┌────────

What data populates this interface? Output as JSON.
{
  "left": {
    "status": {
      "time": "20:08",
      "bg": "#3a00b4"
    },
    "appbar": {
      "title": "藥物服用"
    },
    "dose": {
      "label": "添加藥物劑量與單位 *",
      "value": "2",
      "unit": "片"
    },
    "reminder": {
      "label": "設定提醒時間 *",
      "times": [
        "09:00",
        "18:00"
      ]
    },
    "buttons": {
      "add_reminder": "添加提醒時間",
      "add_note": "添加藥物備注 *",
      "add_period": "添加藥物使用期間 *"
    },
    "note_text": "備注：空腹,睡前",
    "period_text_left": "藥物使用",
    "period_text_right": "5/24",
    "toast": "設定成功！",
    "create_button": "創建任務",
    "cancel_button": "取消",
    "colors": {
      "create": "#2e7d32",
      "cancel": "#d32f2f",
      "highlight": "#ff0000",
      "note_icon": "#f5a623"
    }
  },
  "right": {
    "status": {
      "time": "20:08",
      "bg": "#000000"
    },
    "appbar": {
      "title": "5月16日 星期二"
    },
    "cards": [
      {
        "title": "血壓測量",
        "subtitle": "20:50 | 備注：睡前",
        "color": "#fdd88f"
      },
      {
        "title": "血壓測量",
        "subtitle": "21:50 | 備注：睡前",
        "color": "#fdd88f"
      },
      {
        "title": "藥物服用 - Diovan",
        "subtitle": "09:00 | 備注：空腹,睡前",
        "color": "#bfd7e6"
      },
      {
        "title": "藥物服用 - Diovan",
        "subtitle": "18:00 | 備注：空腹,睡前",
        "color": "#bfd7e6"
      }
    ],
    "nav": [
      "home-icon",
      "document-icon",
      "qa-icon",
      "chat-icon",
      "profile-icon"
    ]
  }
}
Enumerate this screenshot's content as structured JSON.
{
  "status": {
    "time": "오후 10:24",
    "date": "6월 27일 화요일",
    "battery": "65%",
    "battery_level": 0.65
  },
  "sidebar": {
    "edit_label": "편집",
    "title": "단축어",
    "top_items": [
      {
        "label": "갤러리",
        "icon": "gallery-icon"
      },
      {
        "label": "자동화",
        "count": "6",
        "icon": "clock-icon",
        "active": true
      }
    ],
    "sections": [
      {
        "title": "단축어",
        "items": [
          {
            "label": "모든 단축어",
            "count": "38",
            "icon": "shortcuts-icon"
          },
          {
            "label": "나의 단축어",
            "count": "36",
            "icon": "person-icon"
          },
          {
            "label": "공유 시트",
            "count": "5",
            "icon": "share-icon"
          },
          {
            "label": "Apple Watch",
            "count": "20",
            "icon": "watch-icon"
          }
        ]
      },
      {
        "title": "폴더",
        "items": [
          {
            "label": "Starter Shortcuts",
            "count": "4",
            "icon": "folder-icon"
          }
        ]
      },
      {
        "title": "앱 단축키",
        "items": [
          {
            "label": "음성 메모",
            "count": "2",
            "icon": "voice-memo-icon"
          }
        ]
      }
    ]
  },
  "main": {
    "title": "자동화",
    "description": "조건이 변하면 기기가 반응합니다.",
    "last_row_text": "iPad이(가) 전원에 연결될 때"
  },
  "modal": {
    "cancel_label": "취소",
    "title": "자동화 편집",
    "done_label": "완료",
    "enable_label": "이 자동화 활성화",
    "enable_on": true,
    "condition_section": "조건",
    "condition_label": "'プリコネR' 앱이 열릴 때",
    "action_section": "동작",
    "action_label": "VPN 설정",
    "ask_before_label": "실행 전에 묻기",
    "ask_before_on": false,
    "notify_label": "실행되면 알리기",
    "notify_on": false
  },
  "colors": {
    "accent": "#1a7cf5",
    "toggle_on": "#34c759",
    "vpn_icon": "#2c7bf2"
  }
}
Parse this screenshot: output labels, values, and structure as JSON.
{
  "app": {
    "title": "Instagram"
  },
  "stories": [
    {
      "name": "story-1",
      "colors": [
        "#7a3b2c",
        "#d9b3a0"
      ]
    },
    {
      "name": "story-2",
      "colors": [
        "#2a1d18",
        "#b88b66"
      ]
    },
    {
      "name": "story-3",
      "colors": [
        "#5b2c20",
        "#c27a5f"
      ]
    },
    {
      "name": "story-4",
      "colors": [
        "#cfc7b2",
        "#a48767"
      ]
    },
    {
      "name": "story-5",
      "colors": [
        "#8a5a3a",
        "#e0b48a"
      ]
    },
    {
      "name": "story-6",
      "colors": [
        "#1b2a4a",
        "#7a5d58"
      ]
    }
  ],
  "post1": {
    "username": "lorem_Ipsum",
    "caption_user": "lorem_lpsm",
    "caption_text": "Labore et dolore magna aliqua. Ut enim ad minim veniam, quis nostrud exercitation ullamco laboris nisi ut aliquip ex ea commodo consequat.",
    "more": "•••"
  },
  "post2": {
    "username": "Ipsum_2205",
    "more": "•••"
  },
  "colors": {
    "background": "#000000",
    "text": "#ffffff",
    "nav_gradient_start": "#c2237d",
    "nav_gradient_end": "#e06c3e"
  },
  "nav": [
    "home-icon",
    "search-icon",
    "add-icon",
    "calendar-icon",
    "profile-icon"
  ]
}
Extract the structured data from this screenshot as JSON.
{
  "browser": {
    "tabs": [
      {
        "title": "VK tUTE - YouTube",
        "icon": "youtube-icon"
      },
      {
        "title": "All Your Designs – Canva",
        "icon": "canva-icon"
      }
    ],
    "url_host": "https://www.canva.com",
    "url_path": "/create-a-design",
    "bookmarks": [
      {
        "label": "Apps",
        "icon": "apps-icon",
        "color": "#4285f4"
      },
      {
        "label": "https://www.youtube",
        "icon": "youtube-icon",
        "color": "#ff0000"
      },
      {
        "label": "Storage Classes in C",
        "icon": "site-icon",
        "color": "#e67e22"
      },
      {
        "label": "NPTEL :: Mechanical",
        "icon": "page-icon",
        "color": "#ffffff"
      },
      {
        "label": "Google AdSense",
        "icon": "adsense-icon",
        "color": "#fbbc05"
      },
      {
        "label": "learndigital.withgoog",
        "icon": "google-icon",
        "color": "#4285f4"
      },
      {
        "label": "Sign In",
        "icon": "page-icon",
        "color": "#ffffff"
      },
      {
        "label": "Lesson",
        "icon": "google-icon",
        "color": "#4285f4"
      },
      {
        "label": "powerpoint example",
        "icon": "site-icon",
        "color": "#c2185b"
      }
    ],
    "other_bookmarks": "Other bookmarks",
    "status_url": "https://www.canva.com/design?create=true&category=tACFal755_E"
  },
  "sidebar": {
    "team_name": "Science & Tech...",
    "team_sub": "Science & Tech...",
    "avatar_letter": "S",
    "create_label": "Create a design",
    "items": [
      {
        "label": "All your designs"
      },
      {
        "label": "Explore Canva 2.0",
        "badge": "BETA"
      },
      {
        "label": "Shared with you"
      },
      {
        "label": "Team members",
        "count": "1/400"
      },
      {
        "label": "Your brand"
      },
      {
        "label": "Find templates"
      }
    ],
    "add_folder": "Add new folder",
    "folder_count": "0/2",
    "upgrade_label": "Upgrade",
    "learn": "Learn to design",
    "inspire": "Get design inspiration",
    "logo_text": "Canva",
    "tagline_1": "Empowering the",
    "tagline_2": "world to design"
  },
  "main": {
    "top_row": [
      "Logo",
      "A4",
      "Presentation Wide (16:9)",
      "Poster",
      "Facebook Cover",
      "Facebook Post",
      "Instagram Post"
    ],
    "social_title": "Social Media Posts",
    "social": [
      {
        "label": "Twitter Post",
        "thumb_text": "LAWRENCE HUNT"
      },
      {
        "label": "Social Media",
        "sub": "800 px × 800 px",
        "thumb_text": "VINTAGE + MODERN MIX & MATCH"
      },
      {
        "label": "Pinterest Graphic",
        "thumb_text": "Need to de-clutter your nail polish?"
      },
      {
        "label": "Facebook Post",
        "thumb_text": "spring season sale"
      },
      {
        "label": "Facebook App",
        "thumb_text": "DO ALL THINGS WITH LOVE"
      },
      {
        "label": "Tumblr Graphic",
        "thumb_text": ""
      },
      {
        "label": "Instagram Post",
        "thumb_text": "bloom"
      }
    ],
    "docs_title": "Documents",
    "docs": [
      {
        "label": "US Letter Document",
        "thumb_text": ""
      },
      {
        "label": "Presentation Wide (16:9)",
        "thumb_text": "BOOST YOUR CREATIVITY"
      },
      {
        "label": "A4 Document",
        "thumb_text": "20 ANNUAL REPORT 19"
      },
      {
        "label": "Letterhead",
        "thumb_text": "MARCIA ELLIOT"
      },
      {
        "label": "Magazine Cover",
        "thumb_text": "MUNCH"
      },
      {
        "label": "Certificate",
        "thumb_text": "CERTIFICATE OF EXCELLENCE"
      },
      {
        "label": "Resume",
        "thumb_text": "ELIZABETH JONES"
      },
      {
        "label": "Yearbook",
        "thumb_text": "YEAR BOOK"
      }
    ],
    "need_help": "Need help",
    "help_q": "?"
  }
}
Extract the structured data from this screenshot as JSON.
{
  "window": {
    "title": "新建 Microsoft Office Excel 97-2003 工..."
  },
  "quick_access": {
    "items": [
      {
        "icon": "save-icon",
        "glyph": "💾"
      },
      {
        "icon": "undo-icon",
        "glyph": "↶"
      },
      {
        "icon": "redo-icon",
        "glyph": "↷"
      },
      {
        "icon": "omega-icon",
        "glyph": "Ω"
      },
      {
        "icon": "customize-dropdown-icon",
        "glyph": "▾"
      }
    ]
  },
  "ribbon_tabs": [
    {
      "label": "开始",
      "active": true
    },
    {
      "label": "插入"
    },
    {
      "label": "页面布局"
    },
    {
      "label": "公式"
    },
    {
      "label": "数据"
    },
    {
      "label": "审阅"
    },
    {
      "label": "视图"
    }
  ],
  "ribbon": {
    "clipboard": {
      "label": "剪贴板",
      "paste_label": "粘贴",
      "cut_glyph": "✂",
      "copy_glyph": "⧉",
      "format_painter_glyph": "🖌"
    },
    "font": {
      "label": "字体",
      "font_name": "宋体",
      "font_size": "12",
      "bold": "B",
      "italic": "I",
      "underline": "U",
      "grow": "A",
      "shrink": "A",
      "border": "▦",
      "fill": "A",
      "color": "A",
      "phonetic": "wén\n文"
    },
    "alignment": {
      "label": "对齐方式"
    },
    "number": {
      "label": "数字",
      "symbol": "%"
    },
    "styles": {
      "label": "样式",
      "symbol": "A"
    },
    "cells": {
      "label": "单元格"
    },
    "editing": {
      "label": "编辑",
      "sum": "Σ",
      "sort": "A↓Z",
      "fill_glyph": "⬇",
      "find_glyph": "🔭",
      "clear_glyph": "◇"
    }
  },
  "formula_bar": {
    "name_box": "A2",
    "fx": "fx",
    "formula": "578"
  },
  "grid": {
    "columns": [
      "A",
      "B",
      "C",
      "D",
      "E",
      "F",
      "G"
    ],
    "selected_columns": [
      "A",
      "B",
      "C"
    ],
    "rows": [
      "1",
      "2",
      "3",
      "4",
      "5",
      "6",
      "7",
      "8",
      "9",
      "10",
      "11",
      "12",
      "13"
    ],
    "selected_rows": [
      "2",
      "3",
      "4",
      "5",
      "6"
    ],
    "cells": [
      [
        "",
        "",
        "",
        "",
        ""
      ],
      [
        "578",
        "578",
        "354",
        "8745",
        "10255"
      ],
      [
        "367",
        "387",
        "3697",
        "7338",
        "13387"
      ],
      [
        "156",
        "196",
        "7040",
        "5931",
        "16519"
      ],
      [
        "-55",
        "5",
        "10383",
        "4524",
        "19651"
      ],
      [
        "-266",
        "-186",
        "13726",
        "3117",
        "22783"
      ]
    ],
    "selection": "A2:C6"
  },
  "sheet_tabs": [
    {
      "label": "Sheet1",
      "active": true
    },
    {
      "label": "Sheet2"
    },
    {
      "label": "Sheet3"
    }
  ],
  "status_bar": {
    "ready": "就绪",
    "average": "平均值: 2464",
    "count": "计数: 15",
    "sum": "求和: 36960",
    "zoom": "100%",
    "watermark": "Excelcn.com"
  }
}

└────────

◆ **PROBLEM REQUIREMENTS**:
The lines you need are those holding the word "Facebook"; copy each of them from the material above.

◆ **ANSWER TO THIS TASK**:
      "Facebook Cover",
      "Facebook Post",
        "label": "Facebook Post",
        "label": "Facebook App",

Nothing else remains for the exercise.